We do not lead programs in which participants are required or pressured to attend. Voluntary participation is crucial to participant ownership. It empowers people to use their voice when they feel their opinions will be heard and taken seriously, and when they are ready to do so. We ask that every participant who chooses to attend be committed to the stated intentions of the project. When that free commitment is absent, it can drain energy from the engagement and cloud its intention.
We train stakeholders in our Reflective Structured Dialogue framework in a manner that is responsive to participants’ emerging needs and interests. Our commitments to collaboration and transparency are evident in the way we teach facilitation. We engage participants in the ongoing planning process, encouraging them to remain open and flexible throughout the process.
We support partners as they shift norms, navigate difficult conversations, reduce polarization, and address dysfunctional systems. Over time, healthier approaches to public discussion and communication about differences will become part of a community’s DNA. This capacity manifests in the space between a question and answer, in the agenda for meetings, in the flyers for a town hall meeting. It becomes part of the culture of a community as people lean into the possibilities of pluralism without succumbing to relativism.
Communities become more cohesive as people shift to share some of the weight of discomfort that comes from having to adapt to fit in. They belong to each other and create their future together. When difficult moments arise, they come together to navigate those challenges with greater resilience, trust, and understanding.
Throughout this process, over the course of years, we remain essential partners. We support our partners through consultation, coaching, ongoing learning opportunities, and in-person gatherings to offer ongoing support and encouragement.

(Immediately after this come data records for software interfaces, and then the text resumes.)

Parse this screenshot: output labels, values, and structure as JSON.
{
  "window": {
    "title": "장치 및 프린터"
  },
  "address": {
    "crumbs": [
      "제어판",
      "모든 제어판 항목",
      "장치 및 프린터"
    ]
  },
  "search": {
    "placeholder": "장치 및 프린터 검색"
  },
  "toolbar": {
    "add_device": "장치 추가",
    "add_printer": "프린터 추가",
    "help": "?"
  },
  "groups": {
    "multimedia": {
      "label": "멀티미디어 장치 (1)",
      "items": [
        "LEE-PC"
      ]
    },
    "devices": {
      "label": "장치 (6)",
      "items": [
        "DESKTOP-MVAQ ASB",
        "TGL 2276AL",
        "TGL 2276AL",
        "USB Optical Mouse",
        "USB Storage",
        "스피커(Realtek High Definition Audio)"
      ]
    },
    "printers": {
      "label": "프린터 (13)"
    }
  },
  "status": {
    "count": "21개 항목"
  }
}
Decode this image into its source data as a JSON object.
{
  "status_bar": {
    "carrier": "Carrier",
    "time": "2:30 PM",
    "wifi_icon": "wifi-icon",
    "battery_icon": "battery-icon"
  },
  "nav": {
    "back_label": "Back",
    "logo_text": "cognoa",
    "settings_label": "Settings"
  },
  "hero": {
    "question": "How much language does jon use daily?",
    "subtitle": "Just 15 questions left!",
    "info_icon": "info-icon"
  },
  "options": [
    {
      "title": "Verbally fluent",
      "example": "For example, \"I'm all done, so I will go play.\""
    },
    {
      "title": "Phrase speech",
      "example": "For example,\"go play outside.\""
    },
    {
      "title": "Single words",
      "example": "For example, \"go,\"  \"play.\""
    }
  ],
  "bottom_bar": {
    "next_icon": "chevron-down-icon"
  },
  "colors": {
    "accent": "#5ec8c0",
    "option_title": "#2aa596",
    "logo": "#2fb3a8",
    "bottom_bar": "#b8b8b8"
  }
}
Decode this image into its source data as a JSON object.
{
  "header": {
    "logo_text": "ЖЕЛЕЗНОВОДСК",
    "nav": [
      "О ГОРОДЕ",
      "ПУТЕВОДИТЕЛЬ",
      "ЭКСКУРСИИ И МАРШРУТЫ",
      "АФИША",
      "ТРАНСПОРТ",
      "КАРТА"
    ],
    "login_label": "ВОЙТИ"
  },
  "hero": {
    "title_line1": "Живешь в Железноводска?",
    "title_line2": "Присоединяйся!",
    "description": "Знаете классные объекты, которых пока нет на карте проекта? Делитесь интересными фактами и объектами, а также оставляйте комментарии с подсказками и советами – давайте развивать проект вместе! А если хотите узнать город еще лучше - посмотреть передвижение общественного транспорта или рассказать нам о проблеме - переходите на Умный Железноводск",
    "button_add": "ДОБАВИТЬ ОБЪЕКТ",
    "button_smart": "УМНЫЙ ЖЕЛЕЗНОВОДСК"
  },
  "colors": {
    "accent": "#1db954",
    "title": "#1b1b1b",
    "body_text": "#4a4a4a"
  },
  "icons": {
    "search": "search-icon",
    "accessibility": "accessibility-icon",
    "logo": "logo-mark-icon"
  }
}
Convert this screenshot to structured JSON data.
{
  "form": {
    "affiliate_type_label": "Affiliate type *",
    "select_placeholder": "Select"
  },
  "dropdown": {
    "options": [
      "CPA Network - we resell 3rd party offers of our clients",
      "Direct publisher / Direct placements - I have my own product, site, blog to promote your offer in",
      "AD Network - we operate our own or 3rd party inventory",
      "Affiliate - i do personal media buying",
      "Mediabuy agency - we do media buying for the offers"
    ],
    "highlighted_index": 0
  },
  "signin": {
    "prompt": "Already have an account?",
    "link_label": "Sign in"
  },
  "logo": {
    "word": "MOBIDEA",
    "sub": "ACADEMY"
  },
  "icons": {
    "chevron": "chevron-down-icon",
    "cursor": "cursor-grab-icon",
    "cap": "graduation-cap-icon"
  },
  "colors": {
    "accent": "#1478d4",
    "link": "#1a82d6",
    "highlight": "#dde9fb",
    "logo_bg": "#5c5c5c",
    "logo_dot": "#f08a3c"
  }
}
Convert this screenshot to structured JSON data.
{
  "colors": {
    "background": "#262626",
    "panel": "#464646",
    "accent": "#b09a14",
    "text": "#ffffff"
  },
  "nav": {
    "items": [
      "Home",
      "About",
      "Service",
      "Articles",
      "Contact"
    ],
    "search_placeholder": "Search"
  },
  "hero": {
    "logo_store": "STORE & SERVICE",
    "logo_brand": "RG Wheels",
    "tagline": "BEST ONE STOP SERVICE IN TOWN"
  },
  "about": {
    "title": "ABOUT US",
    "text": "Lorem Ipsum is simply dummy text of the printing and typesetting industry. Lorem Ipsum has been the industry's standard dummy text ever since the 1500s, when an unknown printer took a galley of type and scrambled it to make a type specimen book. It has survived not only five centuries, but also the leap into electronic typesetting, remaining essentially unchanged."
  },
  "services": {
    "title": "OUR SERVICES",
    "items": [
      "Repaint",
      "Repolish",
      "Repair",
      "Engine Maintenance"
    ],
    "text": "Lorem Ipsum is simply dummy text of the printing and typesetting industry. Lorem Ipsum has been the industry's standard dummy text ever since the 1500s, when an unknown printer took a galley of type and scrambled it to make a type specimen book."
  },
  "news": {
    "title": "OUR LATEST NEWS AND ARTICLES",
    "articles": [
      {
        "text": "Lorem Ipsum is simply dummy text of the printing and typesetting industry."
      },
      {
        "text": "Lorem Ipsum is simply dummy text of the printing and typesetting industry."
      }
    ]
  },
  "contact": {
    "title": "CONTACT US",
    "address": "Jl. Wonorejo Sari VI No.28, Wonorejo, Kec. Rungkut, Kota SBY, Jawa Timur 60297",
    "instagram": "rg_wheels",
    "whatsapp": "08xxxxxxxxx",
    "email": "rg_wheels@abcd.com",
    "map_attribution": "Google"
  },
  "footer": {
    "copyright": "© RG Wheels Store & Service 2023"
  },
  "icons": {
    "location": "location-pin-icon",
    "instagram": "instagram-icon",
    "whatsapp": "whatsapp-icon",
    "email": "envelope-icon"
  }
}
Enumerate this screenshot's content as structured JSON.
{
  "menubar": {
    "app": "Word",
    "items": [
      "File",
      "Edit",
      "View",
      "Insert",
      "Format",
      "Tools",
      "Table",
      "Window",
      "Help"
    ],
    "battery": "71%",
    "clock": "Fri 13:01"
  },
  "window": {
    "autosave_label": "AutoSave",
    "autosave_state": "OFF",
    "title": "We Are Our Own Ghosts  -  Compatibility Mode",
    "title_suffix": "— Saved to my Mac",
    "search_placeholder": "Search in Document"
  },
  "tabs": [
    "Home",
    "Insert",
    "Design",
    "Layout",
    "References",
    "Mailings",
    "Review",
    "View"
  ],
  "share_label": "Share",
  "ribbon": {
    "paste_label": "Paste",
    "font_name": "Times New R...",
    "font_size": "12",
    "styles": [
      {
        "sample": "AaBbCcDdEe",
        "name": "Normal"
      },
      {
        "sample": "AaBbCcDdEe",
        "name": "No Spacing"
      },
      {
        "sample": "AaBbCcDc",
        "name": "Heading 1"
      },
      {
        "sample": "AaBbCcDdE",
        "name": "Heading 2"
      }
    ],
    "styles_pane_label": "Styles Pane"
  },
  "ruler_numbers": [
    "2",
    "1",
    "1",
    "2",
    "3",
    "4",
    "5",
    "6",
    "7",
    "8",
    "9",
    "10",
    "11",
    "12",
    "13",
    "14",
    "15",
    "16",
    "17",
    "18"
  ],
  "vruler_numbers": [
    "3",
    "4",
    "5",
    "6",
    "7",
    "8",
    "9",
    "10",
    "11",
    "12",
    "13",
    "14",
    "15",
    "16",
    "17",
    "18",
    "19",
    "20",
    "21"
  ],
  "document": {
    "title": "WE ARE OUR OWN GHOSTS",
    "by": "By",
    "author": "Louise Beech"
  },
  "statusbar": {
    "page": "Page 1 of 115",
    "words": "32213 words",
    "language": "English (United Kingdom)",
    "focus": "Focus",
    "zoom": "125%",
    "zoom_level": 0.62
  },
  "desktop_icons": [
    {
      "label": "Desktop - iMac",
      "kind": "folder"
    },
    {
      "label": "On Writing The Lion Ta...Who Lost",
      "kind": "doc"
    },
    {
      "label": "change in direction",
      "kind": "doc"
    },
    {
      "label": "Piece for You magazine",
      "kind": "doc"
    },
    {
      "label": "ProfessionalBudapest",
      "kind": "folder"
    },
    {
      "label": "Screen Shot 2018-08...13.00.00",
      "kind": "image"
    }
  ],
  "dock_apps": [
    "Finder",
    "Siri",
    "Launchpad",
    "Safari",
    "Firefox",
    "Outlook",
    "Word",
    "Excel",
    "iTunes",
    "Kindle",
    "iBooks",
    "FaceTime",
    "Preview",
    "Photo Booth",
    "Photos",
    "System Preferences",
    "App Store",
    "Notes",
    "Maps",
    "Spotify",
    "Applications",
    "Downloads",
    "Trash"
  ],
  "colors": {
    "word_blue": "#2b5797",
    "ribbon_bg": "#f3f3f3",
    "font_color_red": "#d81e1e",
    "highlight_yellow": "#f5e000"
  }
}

Ready to foster a thriving community strengthened by difference, connected by trust?